Rami Malek and Gwilym Lee as Freddie Mercury and Brian May respectively, Bohemian Rhapsody 2018.
Rami Malek and Gwilym Lee as Freddie Mercury and Brian May respectively, Bohemian Rhapsody 2018.

Other than a few minor and snide comments about their personal lives, we don’t ever see the them except in a positive light, a light that “guides” Freddie back home to his “family”.

For a movie that tries so hard not to be a Freddie Mercury documentary, it sure does limit the roles of the other members of Queen, they’re reduced to secondary characters not equal to the their lead singer.

Although, I have to owe it to Ben Hardy, Joseph Mazzello and Gwilym Lee, who played Roger Taylor, John Deacon and Brian May respectively, because they each felt true to their character and you truly felt the chemistry between them. 

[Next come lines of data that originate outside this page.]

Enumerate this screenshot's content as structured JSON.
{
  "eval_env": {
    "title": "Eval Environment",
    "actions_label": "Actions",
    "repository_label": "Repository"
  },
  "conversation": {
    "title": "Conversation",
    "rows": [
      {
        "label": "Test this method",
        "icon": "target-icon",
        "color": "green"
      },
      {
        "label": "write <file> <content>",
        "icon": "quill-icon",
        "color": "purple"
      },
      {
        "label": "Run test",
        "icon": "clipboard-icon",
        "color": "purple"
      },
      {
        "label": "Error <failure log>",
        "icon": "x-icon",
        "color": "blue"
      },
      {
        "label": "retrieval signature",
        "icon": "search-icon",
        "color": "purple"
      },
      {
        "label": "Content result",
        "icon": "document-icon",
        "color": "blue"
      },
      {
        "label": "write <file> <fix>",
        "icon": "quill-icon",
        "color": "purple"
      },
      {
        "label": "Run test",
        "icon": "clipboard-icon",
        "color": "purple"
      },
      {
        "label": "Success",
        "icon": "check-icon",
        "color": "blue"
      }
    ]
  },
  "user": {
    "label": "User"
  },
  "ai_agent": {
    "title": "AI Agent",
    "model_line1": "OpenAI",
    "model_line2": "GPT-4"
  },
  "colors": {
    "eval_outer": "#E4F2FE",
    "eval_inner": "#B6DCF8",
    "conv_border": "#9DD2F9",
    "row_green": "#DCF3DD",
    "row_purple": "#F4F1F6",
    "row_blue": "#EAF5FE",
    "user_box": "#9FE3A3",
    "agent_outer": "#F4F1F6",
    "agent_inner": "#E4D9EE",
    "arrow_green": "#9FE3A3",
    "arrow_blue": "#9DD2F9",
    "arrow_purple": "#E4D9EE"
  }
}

What I hate about the depiction of Freddie in this movie:

Freddie Mercury of Queen, live in concert, 1982.
Freddie Mercury of Queen, live in concert, 1982.

“I don’t have time to be the poster boy for AIDS or to be their cautionary tale.”

I’m pretty sure the real Freddie might’ve said that, seeing as he only ever came out with his sexuality and being HIV positive one day before his death: 23rd of November 1991. 

The film does the exact opposite of what it clearly states was his wish. It turns Freddie’s sexuality and promiscuity into the true and only villain, into the thing that causes his demise. But it’s not. 

It’s the fault of the governments who continued to ignore AIDS and alienate those affected by it, despite the fact that it was proven to have nothing to do with who you love. Men, women and children all contracted the then-deadly virus and still no one did nothing but blame people like Freddie who chose such lifestyle back then. 

Queen's Freddie Mercury in 1982.
Queen’s Freddie Mercury in 1982.

And the film inadvertently does that too, it turns into “Freddie was an incredible phenomena that was wasted because he was still discovering who he was and who he wanted to love instead of just being with Mary Austin”

Another thing that irked me was the historic inaccuracies that are just all over the place, and the fact that they tuned Jim Hutton into a footnote in Freddie’s life when he was obviously so much more was more than frustrating. 


Related image
Freddie Mercury, King Of Queens, Glasgow 1986.

The thing is I still don’t hate this movie, in fact I might even love it. Not only because it gave me a chance to get into how their iconic songs were born, but also because I now get to share the love I always had for Queen with so many beautiful fans in a small screening hall. I truly believe Freddie would’ve loved us singing his songs and still, 27 years after he left us, appreciate all that he has given us through simply being himself. 

So, to the king of queens and the biggest queen of them all, 

we miss you.